His path up to this point was anything but direct. Back in São Paulo, Flávio studied Social Science, and when he graduated he thought of taking a degree in Electrical Engineering. “My student advisor at school had recommended the subject to me, because she believed that one couldn’t make a living as a graduate in the Humanities. But I wanted to do something in the area of Social Studies, and since I’m stubborn I went through with it,” he says, stubbing out his cigarette in the ashtray. It had actually gone out some time ago, but he hadn’t noticed. For when he begins to talk about his work and his studies, he soon forgets everything that’s going on around him. The size of his future paycheck is obviously not what was uppermost in his mind when he embarked on his studies at LMU.

Giving up some of one’s time

But then winners of the DAAD Prize are honored not only for their academic attainments, but also for their contributions to the wider community in which they find themselves. Above all, Flávio wishes to give something back. He has been very fortunate in his life, he says. In Germany he was received with open arms. During his time as an au pair in Neu-Ulm, he helped out at a local social center for refugees. In Fürstenfeldbruck he was involved with a youth center, where he advised and helped children and adolescents. And in the seminary there are regular Essensgäste-Feste, during which the budding theologians prepare meals for, wait on and entertain homeless people. “Voluntary work is not only a matter of helping to meet basic human needs, it’s also a matter of simply devoting some of one’s time to others,” That’s why these occasions are always so much fun, with Bavarian music and all the other things that are part-and-parcel of Bavarian festivities.

In his free time he also enjoys listening to Bavarian folk groups, such as La Brass Banda. But his favorite musical genres are techno and rock. “I was not very religious when I was young. My stepfather was a member of a Free Church, and religion was a very serious matter. Alcohol was forbidden and rock ’n’ roll was the Devil’s music.” And because critical ‘why’ questions always provoked the response “because it is the will of God”, Flávio finally rejected his stepfather’s creed. He remained a believer, but according to his own lights. That began to change during his studies in São Paulo, where he found a Catholic fellow-student who was able to answer the questions he posed. Flávio appreciates the fact that his theological studies and his colleagues in the seminary allow him to contend with his beliefs while remaining intellectually critical. He hasn’t yet made up his mind whether he will go on to be ordained when he completes his studies, but he fully intends to finish the course. – As mentioned above, he is not someone who gives up easily.

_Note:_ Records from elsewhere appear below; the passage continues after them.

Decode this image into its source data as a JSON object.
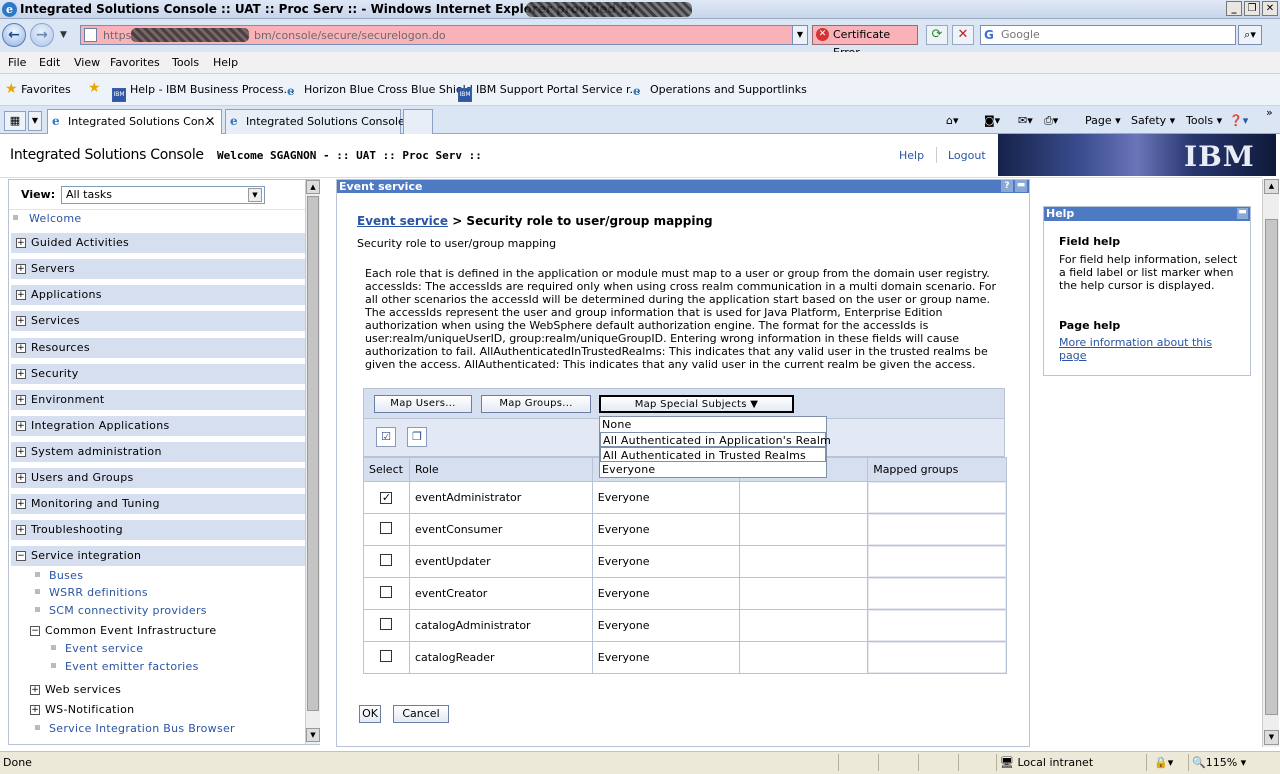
{
  "window": {
    "title": "Integrated Solutions Console  :: UAT :: Proc Serv :: - Windows Internet Explorer provided by"
  },
  "address_bar": {
    "url_prefix": "https",
    "url_suffix": "bm/console/secure/securelogon.do",
    "certificate_error": "Certificate Error"
  },
  "search": {
    "placeholder": "Google"
  },
  "menu": [
    "File",
    "Edit",
    "View",
    "Favorites",
    "Tools",
    "Help"
  ],
  "favorites": {
    "label": "Favorites",
    "items": [
      "Help - IBM Business Process...",
      "Horizon Blue Cross Blue Shield",
      "IBM Support Portal Service r...",
      "Operations and Supportlinks"
    ]
  },
  "tabs": [
    {
      "label": "Integrated Solutions Con..."
    },
    {
      "label": "Integrated Solutions Console"
    }
  ],
  "command_bar": {
    "page": "Page",
    "safety": "Safety",
    "tools": "Tools"
  },
  "console_header": {
    "product": "Integrated Solutions Console",
    "welcome": "Welcome SGAGNON - :: UAT :: Proc Serv ::",
    "help": "Help",
    "logout": "Logout",
    "brand": "IBM"
  },
  "nav": {
    "view_label": "View:",
    "view_value": "All tasks",
    "welcome": "Welcome",
    "sections": [
      "Guided Activities",
      "Servers",
      "Applications",
      "Services",
      "Resources",
      "Security",
      "Environment",
      "Integration Applications",
      "System administration",
      "Users and Groups",
      "Monitoring and Tuning",
      "Troubleshooting",
      "Service integration"
    ],
    "service_integration": {
      "buses": "Buses",
      "wsrr": "WSRR definitions",
      "scm": "SCM connectivity providers",
      "cei": "Common Event Infrastructure",
      "event_service": "Event service",
      "event_emitter": "Event emitter factories",
      "web_services": "Web services",
      "ws_notification": "WS-Notification",
      "sib_browser": "Service Integration Bus Browser"
    }
  },
  "panel": {
    "title": "Event service",
    "breadcrumb_link": "Event service",
    "breadcrumb_rest": " > Security role to user/group mapping",
    "subtitle": "Security role to user/group mapping",
    "description": "Each role that is defined in the application or module must map to a user or group from the domain user registry. accessIds: The accessIds are required only when using cross realm communication in a multi domain scenario. For all other scenarios the accessId will be determined during the application start based on the user or group name. The accessIds represent the user and group information that is used for Java Platform, Enterprise Edition authorization when using the WebSphere default authorization engine. The format for the accessIds is user:realm/uniqueUserID, group:realm/uniqueGroupID. Entering wrong information in these fields will cause authorization to fail. AllAuthenticatedInTrustedRealms: This indicates that any valid user in the trusted realms be given the access. AllAuthenticated: This indicates that any valid user in the current realm be given the access.",
    "buttons": {
      "map_users": "Map Users...",
      "map_groups": "Map Groups...",
      "map_special": "Map Special Subjects"
    },
    "special_subjects_options": [
      "None",
      "All Authenticated in Application's Realm",
      "All Authenticated in Trusted Realms",
      "Everyone"
    ],
    "table": {
      "headers": [
        "Select",
        "Role",
        "",
        "",
        "Mapped groups"
      ],
      "rows": [
        {
          "checked": true,
          "role": "eventAdministrator",
          "special": "Everyone"
        },
        {
          "checked": false,
          "role": "eventConsumer",
          "special": "Everyone"
        },
        {
          "checked": false,
          "role": "eventUpdater",
          "special": "Everyone"
        },
        {
          "checked": false,
          "role": "eventCreator",
          "special": "Everyone"
        },
        {
          "checked": false,
          "role": "catalogAdministrator",
          "special": "Everyone"
        },
        {
          "checked": false,
          "role": "catalogReader",
          "special": "Everyone"
        }
      ]
    },
    "ok": "OK",
    "cancel": "Cancel"
  },
  "help_panel": {
    "title": "Help",
    "field_help_title": "Field help",
    "field_help_text": "For field help information, select a field label or list marker when the help cursor is displayed.",
    "page_help_title": "Page help",
    "page_help_link": "More information about this page"
  },
  "status_bar": {
    "status": "Done",
    "zone": "Local intranet",
    "zoom": "115%"
  }
}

At the moment, however, he is preoccupied with a different issue – he is trying to decide what to say in his presentation at the awards ceremony. He is not content with a simple expression of gratitude. “I would like remind my German audience of how open-minded and welcoming they really are.” He recalls how often he had been warned that it wouldn’t be easy to find his place in Germany, that people there tended to be uncommunicative and to keep their distance. “Based on my own experience, I would say that Germans have a misleading view of themselves. The fact that it is so easy to become involved in voluntary work here is a measure of their readiness to be of help. There are so many voluntary organizations, so many foundations. That‘s true charity.”